*** RECORD EXCERPTS Section Begins ***

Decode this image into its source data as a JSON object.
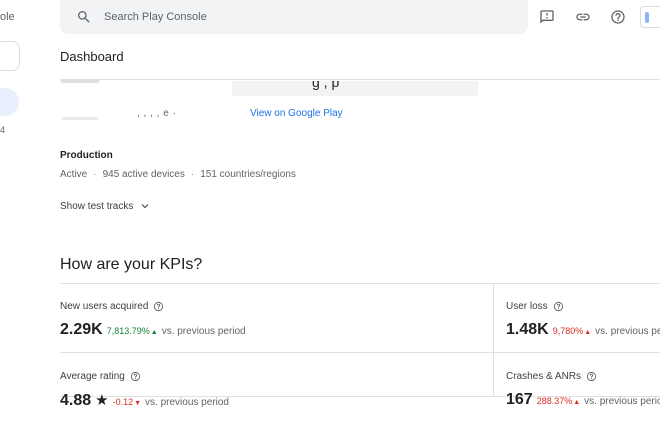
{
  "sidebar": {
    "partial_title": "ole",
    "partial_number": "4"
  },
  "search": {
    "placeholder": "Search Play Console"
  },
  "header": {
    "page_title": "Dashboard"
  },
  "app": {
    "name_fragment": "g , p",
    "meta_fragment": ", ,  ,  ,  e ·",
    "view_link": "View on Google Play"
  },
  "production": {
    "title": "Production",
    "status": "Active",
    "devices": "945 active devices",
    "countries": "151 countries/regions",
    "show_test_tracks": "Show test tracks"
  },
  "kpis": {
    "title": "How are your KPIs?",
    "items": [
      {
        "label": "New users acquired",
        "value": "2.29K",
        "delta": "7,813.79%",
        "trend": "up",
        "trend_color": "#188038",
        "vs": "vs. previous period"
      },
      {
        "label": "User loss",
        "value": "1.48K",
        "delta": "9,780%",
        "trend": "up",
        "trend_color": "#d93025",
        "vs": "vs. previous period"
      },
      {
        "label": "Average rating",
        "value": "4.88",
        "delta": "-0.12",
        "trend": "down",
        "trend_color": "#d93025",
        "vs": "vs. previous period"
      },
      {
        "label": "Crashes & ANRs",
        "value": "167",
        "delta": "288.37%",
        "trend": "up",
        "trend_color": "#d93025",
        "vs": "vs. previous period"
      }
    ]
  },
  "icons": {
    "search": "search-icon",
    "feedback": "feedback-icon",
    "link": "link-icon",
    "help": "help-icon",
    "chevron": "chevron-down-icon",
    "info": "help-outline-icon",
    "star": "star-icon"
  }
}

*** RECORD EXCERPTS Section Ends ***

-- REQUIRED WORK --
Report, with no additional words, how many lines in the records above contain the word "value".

-- COMPLETED EXERCISE --
4